Element data from apps and pages:

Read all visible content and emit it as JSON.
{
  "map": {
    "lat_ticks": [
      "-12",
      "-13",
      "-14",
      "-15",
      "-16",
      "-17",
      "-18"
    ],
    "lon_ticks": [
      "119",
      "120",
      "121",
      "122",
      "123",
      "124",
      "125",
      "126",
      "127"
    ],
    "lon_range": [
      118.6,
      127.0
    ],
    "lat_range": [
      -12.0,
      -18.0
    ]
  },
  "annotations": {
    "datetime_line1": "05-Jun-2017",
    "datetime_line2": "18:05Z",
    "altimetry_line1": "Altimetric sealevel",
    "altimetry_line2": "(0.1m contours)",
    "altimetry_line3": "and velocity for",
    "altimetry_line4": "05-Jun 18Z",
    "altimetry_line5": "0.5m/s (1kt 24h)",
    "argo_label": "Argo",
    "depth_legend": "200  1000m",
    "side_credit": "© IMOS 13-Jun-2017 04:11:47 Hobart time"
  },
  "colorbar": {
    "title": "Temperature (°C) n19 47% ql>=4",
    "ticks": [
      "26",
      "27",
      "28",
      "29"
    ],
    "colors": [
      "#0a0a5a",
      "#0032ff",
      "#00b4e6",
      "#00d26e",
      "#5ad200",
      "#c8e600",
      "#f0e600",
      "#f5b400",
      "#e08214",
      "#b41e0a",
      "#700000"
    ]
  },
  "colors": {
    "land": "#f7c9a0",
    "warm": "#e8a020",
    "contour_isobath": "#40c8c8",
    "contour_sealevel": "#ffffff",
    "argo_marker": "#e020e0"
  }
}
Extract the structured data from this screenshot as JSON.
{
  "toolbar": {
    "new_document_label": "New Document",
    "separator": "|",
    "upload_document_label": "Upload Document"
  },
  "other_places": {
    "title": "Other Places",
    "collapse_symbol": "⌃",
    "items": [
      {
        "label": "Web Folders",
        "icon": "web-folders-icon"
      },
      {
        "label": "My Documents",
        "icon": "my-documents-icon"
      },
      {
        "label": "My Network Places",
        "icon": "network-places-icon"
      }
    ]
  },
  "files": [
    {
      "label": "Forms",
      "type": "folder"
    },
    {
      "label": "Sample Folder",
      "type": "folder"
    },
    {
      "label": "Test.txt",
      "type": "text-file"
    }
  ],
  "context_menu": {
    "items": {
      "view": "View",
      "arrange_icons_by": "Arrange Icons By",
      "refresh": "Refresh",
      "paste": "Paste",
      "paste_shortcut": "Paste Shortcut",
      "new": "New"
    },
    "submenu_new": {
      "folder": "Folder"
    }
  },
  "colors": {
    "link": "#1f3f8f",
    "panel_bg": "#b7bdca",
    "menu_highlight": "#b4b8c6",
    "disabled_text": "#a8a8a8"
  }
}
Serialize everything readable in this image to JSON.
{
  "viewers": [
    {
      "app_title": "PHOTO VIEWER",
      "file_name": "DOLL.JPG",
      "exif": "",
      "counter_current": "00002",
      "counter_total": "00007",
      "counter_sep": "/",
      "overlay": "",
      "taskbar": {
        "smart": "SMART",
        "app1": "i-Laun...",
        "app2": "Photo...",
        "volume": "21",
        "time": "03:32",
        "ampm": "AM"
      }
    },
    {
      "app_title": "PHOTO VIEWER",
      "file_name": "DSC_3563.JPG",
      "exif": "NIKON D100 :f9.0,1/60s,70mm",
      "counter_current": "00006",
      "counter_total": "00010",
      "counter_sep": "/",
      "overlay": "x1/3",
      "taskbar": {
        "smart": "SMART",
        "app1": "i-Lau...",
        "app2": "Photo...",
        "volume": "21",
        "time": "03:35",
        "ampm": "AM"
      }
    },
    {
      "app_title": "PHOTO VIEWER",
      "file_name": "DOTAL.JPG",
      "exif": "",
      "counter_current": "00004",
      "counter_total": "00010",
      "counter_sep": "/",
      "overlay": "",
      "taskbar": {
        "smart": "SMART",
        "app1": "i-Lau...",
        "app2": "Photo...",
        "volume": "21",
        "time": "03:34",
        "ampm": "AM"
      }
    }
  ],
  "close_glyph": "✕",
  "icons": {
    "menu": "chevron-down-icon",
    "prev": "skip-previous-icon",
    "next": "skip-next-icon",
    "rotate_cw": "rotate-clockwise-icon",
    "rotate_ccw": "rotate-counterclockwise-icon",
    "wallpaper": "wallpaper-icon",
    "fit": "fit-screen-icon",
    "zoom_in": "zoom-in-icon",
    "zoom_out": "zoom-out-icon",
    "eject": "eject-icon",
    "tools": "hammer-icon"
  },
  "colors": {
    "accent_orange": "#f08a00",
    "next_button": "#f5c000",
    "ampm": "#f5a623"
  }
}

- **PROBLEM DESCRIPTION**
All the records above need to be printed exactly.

- **RESULT FOR THIS TASK**
Read all visible content and emit it as JSON.
{
  "map": {
    "lat_ticks": [
      "-12",
      "-13",
      "-14",
      "-15",
      "-16",
      "-17",
      "-18"
    ],
    "lon_ticks": [
      "119",
      "120",
      "121",
      "122",
      "123",
      "124",
      "125",
      "126",
      "127"
    ],
    "lon_range": [
      118.6,
      127.0
    ],
    "lat_range": [
      -12.0,
      -18.0
    ]
  },
  "annotations": {
    "datetime_line1": "05-Jun-2017",
    "datetime_line2": "18:05Z",
    "altimetry_line1": "Altimetric sealevel",
    "altimetry_line2": "(0.1m contours)",
    "altimetry_line3": "and velocity for",
    "altimetry_line4": "05-Jun 18Z",
    "altimetry_line5": "0.5m/s (1kt 24h)",
    "argo_label": "Argo",
    "depth_legend": "200  1000m",
    "side_credit": "© IMOS 13-Jun-2017 04:11:47 Hobart time"
  },
  "colorbar": {
    "title": "Temperature (°C) n19 47% ql>=4",
    "ticks": [
      "26",
      "27",
      "28",
      "29"
    ],
    "colors": [
      "#0a0a5a",
      "#0032ff",
      "#00b4e6",
      "#00d26e",
      "#5ad200",
      "#c8e600",
      "#f0e600",
      "#f5b400",
      "#e08214",
      "#b41e0a",
      "#700000"
    ]
  },
  "colors": {
    "land": "#f7c9a0",
    "warm": "#e8a020",
    "contour_isobath": "#40c8c8",
    "contour_sealevel": "#ffffff",
    "argo_marker": "#e020e0"
  }
}
Extract the structured data from this screenshot as JSON.
{
  "toolbar": {
    "new_document_label": "New Document",
    "separator": "|",
    "upload_document_label": "Upload Document"
  },
  "other_places": {
    "title": "Other Places",
    "collapse_symbol": "⌃",
    "items": [
      {
        "label": "Web Folders",
        "icon": "web-folders-icon"
      },
      {
        "label": "My Documents",
        "icon": "my-documents-icon"
      },
      {
        "label": "My Network Places",
        "icon": "network-places-icon"
      }
    ]
  },
  "files": [
    {
      "label": "Forms",
      "type": "folder"
    },
    {
      "label": "Sample Folder",
      "type": "folder"
    },
    {
      "label": "Test.txt",
      "type": "text-file"
    }
  ],
  "context_menu": {
    "items": {
      "view": "View",
      "arrange_icons_by": "Arrange Icons By",
      "refresh": "Refresh",
      "paste": "Paste",
      "paste_shortcut": "Paste Shortcut",
      "new": "New"
    },
    "submenu_new": {
      "folder": "Folder"
    }
  },
  "colors": {
    "link": "#1f3f8f",
    "panel_bg": "#b7bdca",
    "menu_highlight": "#b4b8c6",
    "disabled_text": "#a8a8a8"
  }
}
Serialize everything readable in this image to JSON.
{
  "viewers": [
    {
      "app_title": "PHOTO VIEWER",
      "file_name": "DOLL.JPG",
      "exif": "",
      "counter_current": "00002",
      "counter_total": "00007",
      "counter_sep": "/",
      "overlay": "",
      "taskbar": {
        "smart": "SMART",
        "app1": "i-Laun...",
        "app2": "Photo...",
        "volume": "21",
        "time": "03:32",
        "ampm": "AM"
      }
    },
    {
      "app_title": "PHOTO VIEWER",
      "file_name": "DSC_3563.JPG",
      "exif": "NIKON D100 :f9.0,1/60s,70mm",
      "counter_current": "00006",
      "counter_total": "00010",
      "counter_sep": "/",
      "overlay": "x1/3",
      "taskbar": {
        "smart": "SMART",
        "app1": "i-Lau...",
        "app2": "Photo...",
        "volume": "21",
        "time": "03:35",
        "ampm": "AM"
      }
    },
    {
      "app_title": "PHOTO VIEWER",
      "file_name": "DOTAL.JPG",
      "exif": "",
      "counter_current": "00004",
      "counter_total": "00010",
      "counter_sep": "/",
      "overlay": "",
      "taskbar": {
        "smart": "SMART",
        "app1": "i-Lau...",
        "app2": "Photo...",
        "volume": "21",
        "time": "03:34",
        "ampm": "AM"
      }
    }
  ],
  "close_glyph": "✕",
  "icons": {
    "menu": "chevron-down-icon",
    "prev": "skip-previous-icon",
    "next": "skip-next-icon",
    "rotate_cw": "rotate-clockwise-icon",
    "rotate_ccw": "rotate-counterclockwise-icon",
    "wallpaper": "wallpaper-icon",
    "fit": "fit-screen-icon",
    "zoom_in": "zoom-in-icon",
    "zoom_out": "zoom-out-icon",
    "eject": "eject-icon",
    "tools": "hammer-icon"
  },
  "colors": {
    "accent_orange": "#f08a00",
    "next_button": "#f5c000",
    "ampm": "#f5a623"
  }
}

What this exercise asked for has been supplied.